### EXTRACTED RECORDS ###

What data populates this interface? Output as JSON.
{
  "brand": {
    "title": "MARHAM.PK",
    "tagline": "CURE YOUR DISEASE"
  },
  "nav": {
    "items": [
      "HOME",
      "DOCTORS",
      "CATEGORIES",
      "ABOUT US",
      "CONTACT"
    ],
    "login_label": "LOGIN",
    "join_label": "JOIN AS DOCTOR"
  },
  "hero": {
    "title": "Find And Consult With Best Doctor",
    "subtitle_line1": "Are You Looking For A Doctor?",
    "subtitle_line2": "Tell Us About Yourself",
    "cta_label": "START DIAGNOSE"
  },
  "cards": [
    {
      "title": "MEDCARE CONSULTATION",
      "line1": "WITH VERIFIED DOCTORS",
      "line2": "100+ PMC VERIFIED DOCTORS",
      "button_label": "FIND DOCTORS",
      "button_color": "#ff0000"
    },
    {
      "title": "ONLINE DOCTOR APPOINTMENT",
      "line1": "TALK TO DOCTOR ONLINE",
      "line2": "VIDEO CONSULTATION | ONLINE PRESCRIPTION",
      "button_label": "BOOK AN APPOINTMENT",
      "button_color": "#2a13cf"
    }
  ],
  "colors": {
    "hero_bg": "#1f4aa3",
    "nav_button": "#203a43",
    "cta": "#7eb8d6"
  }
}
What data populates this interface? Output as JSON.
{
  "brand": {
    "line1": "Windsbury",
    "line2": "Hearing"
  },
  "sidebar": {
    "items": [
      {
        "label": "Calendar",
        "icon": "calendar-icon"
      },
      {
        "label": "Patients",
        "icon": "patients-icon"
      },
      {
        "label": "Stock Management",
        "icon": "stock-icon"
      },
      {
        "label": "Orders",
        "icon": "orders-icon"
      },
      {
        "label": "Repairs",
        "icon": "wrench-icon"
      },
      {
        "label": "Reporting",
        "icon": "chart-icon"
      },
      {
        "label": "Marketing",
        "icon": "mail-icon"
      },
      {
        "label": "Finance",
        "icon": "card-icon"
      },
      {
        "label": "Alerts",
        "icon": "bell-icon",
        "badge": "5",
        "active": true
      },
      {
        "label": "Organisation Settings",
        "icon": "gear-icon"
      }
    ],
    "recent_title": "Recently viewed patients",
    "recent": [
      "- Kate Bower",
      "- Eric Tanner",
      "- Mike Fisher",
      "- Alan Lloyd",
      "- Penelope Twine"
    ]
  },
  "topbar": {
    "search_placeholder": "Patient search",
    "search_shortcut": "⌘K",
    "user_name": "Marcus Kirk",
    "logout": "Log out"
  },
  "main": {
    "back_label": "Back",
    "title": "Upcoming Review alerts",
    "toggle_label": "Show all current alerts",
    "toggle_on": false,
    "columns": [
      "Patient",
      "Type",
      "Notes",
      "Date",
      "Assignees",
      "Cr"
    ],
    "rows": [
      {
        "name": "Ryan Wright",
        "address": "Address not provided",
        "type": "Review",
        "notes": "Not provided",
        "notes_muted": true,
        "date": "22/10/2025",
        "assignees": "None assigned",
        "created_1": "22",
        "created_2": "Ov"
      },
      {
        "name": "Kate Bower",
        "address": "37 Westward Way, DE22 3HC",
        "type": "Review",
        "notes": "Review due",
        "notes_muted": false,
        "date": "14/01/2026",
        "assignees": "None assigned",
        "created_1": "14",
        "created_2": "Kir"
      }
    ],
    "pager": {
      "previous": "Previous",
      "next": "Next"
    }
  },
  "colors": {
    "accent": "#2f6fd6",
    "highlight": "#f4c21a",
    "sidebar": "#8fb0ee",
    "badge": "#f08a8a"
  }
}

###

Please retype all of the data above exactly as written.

What data populates this interface? Output as JSON.
{
  "brand": {
    "title": "MARHAM.PK",
    "tagline": "CURE YOUR DISEASE"
  },
  "nav": {
    "items": [
      "HOME",
      "DOCTORS",
      "CATEGORIES",
      "ABOUT US",
      "CONTACT"
    ],
    "login_label": "LOGIN",
    "join_label": "JOIN AS DOCTOR"
  },
  "hero": {
    "title": "Find And Consult With Best Doctor",
    "subtitle_line1": "Are You Looking For A Doctor?",
    "subtitle_line2": "Tell Us About Yourself",
    "cta_label": "START DIAGNOSE"
  },
  "cards": [
    {
      "title": "MEDCARE CONSULTATION",
      "line1": "WITH VERIFIED DOCTORS",
      "line2": "100+ PMC VERIFIED DOCTORS",
      "button_label": "FIND DOCTORS",
      "button_color": "#ff0000"
    },
    {
      "title": "ONLINE DOCTOR APPOINTMENT",
      "line1": "TALK TO DOCTOR ONLINE",
      "line2": "VIDEO CONSULTATION | ONLINE PRESCRIPTION",
      "button_label": "BOOK AN APPOINTMENT",
      "button_color": "#2a13cf"
    }
  ],
  "colors": {
    "hero_bg": "#1f4aa3",
    "nav_button": "#203a43",
    "cta": "#7eb8d6"
  }
}
What data populates this interface? Output as JSON.
{
  "brand": {
    "line1": "Windsbury",
    "line2": "Hearing"
  },
  "sidebar": {
    "items": [
      {
        "label": "Calendar",
        "icon": "calendar-icon"
      },
      {
        "label": "Patients",
        "icon": "patients-icon"
      },
      {
        "label": "Stock Management",
        "icon": "stock-icon"
      },
      {
        "label": "Orders",
        "icon": "orders-icon"
      },
      {
        "label": "Repairs",
        "icon": "wrench-icon"
      },
      {
        "label": "Reporting",
        "icon": "chart-icon"
      },
      {
        "label": "Marketing",
        "icon": "mail-icon"
      },
      {
        "label": "Finance",
        "icon": "card-icon"
      },
      {
        "label": "Alerts",
        "icon": "bell-icon",
        "badge": "5",
        "active": true
      },
      {
        "label": "Organisation Settings",
        "icon": "gear-icon"
      }
    ],
    "recent_title": "Recently viewed patients",
    "recent": [
      "- Kate Bower",
      "- Eric Tanner",
      "- Mike Fisher",
      "- Alan Lloyd",
      "- Penelope Twine"
    ]
  },
  "topbar": {
    "search_placeholder": "Patient search",
    "search_shortcut": "⌘K",
    "user_name": "Marcus Kirk",
    "logout": "Log out"
  },
  "main": {
    "back_label": "Back",
    "title": "Upcoming Review alerts",
    "toggle_label": "Show all current alerts",
    "toggle_on": false,
    "columns": [
      "Patient",
      "Type",
      "Notes",
      "Date",
      "Assignees",
      "Cr"
    ],
    "rows": [
      {
        "name": "Ryan Wright",
        "address": "Address not provided",
        "type": "Review",
        "notes": "Not provided",
        "notes_muted": true,
        "date": "22/10/2025",
        "assignees": "None assigned",
        "created_1": "22",
        "created_2": "Ov"
      },
      {
        "name": "Kate Bower",
        "address": "37 Westward Way, DE22 3HC",
        "type": "Review",
        "notes": "Review due",
        "notes_muted": false,
        "date": "14/01/2026",
        "assignees": "None assigned",
        "created_1": "14",
        "created_2": "Kir"
      }
    ],
    "pager": {
      "previous": "Previous",
      "next": "Next"
    }
  },
  "colors": {
    "accent": "#2f6fd6",
    "highlight": "#f4c21a",
    "sidebar": "#8fb0ee",
    "badge": "#f08a8a"
  }
}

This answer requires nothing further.